But if “conservative” means anything in American politics, other than agreeing with whatever Donald Trump says it means at the moment, then Donald Trump is no “conservative.” He’s actually a radical believer in the cult of himself and whatever is financially, politically or egotistically beneficial to him in a given moment.
I can’t really suggest that is what conservatism ever was or is now, except to his cult.
Andrew Sullivan, the Anglo-American pundit, is an expert on the term and considers himself a conservative (one of his many books is titled “The Conservative Soul,” and he disagrees with American liberals about a great many things. For example, he refers to “the snake of ‘wokeness,’ and its attempt to deconstruct our Enlightenment inheritance.” Like an old-fashioned American conservative, he often worries about liberals overreaching and sacrificing important values in their haste for change.
Although I have never considered myself a conservative, I have esteem for Sullivan’s eloquence, based on my years of reading his pioneering blog “The Dish.” So I rise to pass along a little bit of how Sullivan sees Trump and Trumpism, who and which he believes represent an “immediate threat to BOTH capitalism and democracy,” which must be defeated and banished from the scene, after which Sullivan suggests he will return to a life’s habit of annoying liberals.
In a piece from The Weekly Dish, headlined “The Metastasizing Cancer of Trump,” Sullivan writes: Trump “has delegitimized capitalism by his cronyism, corruption, and indifference to dangerously high levels of inequality. He has tainted conservatism indelibly as riddled with racism, xenophobia, paranoia, misogyny, and derangement. Every hoary stereotype leveled against the right for decades has been given credence by the GOP’s support for this monster of a human being. … Removing [Trump/Trumpism] will not be enough. But not removing it is democratic death.”
He specifies: “[Trump] has turned the Department of Justice into a politicized machine dedicated to attacking his political opponents, delegitimizing the most essential rampart of any democratic system: the rule of law. …”
And: “He has perverted US foreign policy for his own domestic political objectives, and been impeached for it. He has tried and largely succeeded in rendering his own administration immune to Congressional oversight and legal scrutiny, by reckless brinksmanship in the courts, and contempt for separation of powers.

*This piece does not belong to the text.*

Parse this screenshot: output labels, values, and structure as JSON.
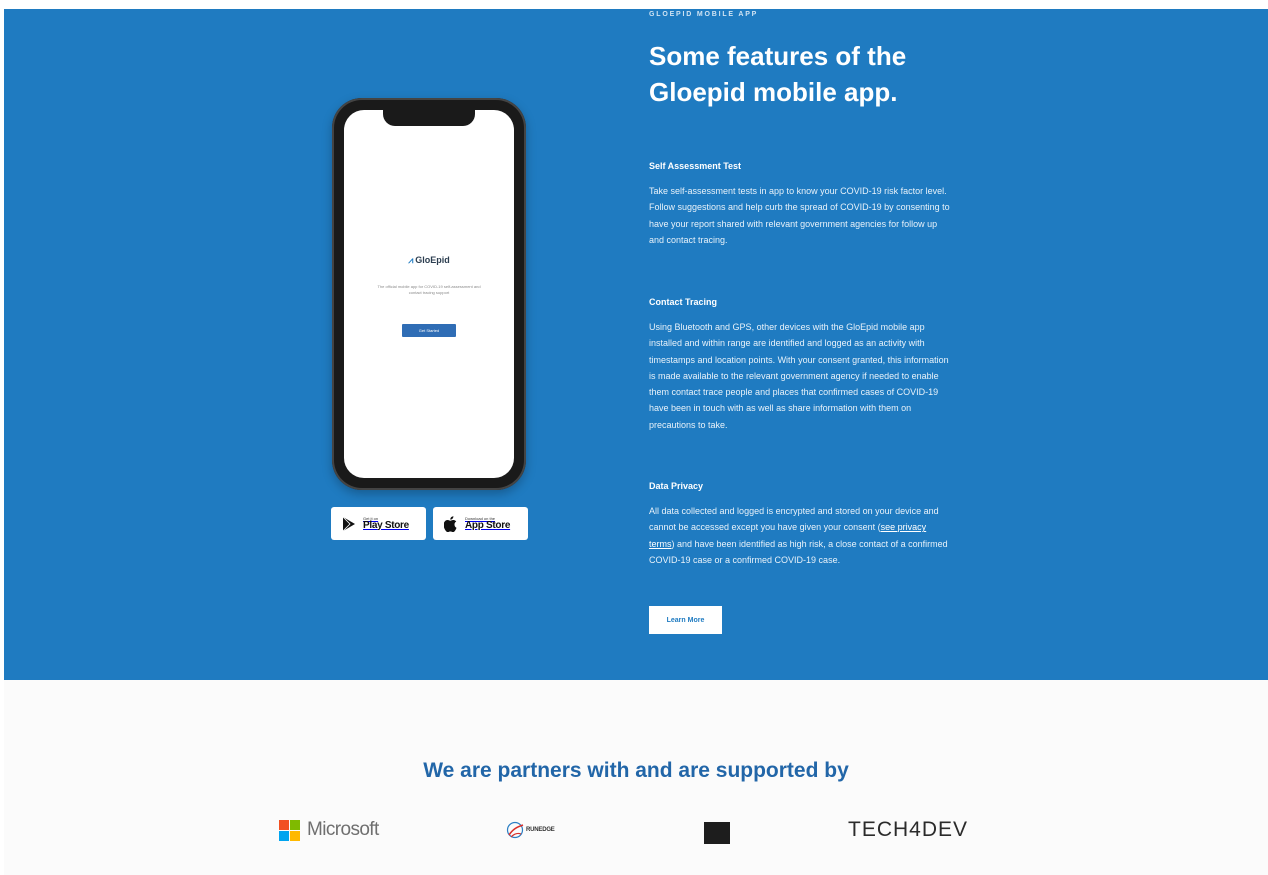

He has grotesquely done all he can to enrich himself, his kleptocratic family and his talent-free cronies at the public’s expense.”
A few specific indictments:
The tribal polarization of this country is deeper and more dangerous than at any time since the 1860s — and yet Trump continues to exacerbate and exploit it. … The contempt [Trump] has allegedly expressed for the war-dead, the appropriation of sacred national sites for partisan purposes, the open lawlessness, the sheer laziness … these are core abdications of basic presidential responsibility.
There’s much more in the piece. He ends with a back-handed endorsement of Trump’s opponent as, at least, not deranged:
Biden is not perfect. He’s too old. But he understands our democratic system; he loves this country and has a grasp of the Constitution. He’s trusted by African-American voters who gave him the nomination, and has not alienated white voters in the middle who loathed Hillary Clinton. He is not deranged; he is not lacking in basic human empathy; and he does not treat all his opponents as enemies.